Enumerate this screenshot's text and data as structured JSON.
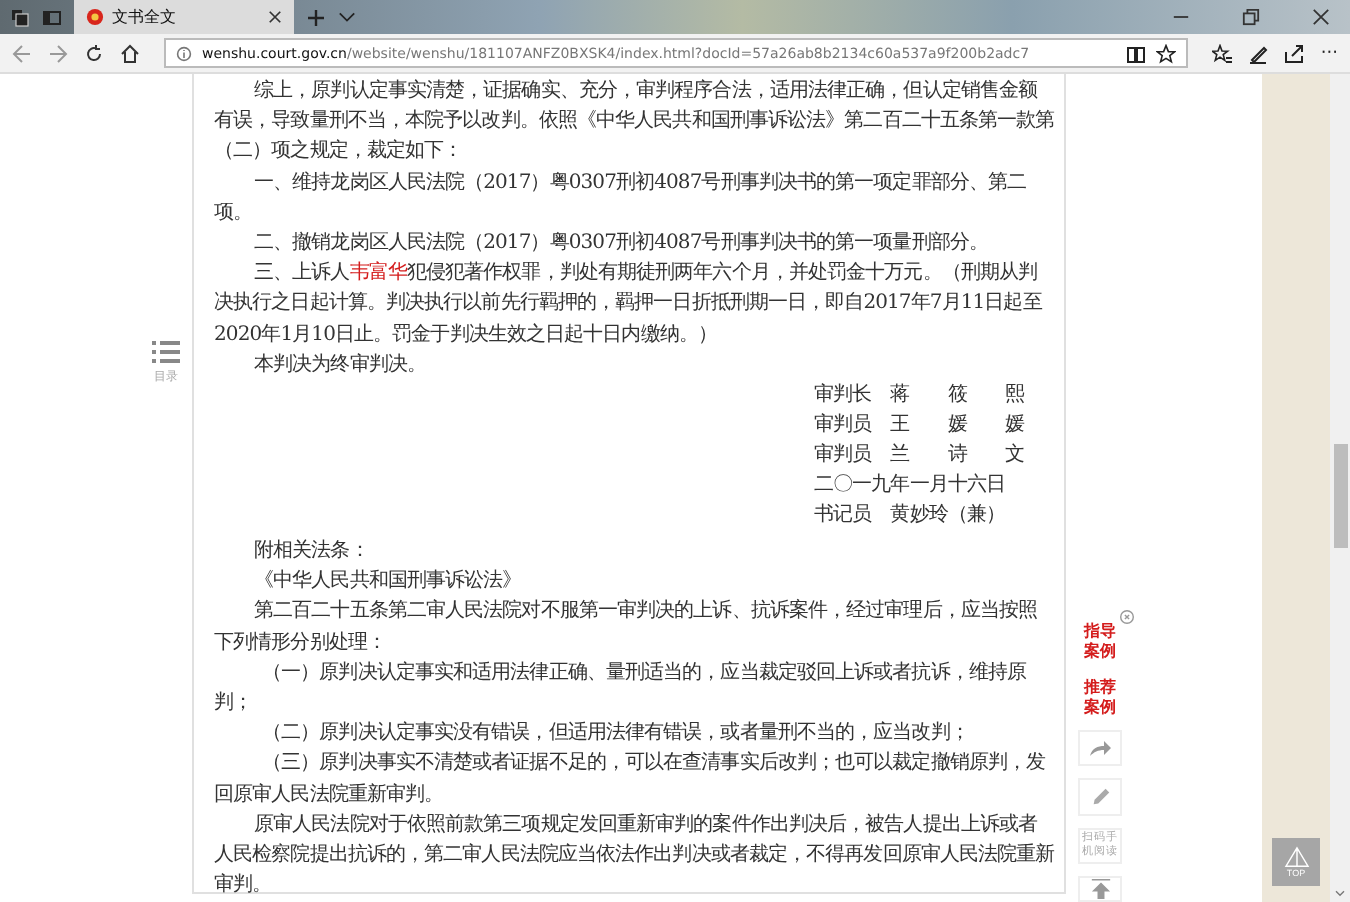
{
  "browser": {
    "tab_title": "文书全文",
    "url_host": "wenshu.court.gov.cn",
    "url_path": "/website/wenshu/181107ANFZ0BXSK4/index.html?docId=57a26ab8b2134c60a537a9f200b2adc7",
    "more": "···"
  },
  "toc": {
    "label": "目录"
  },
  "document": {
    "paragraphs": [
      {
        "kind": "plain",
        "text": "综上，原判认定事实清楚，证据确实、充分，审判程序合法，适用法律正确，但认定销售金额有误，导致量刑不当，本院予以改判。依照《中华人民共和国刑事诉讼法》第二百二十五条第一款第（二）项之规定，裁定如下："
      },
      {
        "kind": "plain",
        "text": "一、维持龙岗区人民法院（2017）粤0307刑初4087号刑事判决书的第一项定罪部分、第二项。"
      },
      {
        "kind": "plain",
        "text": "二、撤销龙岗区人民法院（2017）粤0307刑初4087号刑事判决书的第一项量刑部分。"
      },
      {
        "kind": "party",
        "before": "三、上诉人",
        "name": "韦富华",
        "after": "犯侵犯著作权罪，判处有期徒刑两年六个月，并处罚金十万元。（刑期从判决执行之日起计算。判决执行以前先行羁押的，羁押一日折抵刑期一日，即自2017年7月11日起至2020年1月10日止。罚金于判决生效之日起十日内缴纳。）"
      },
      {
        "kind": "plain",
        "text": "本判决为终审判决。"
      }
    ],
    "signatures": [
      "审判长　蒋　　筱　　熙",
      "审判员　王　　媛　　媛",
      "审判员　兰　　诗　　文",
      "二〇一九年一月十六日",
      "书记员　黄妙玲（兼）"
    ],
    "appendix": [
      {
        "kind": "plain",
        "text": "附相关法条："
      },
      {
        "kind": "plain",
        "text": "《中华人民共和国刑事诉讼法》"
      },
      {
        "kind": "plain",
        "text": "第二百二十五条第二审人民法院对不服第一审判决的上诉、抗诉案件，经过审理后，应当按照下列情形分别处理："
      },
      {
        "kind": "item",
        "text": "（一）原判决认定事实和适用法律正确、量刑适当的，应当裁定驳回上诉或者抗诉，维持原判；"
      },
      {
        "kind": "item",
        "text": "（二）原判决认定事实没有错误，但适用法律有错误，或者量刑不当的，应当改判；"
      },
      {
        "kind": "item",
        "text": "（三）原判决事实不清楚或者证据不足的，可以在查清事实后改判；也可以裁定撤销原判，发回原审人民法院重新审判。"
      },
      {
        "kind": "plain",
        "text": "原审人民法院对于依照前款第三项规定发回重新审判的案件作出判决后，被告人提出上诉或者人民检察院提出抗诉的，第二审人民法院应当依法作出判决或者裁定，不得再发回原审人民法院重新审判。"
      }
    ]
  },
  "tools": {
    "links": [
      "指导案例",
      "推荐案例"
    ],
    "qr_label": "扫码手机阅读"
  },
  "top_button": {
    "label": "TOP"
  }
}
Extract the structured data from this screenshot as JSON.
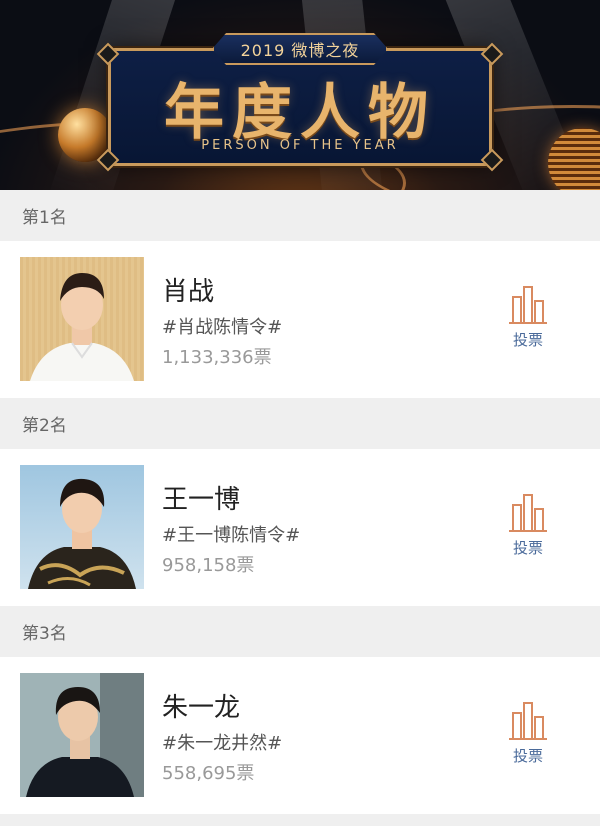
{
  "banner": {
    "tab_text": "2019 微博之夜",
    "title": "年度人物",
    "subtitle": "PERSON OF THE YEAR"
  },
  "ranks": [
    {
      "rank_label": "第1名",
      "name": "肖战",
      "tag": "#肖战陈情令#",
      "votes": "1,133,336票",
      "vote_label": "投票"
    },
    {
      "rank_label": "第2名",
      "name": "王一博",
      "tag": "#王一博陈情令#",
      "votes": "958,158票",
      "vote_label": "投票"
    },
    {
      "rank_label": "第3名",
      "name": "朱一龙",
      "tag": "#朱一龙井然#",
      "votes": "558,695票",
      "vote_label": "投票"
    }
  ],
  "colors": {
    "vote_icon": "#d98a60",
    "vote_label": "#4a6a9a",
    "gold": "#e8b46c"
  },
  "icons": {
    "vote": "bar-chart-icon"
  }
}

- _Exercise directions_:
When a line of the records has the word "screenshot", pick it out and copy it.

- _Task output_:
Enumerate this screenshot's text and data as structured JSON.
Extract the structured data from this screenshot as JSON.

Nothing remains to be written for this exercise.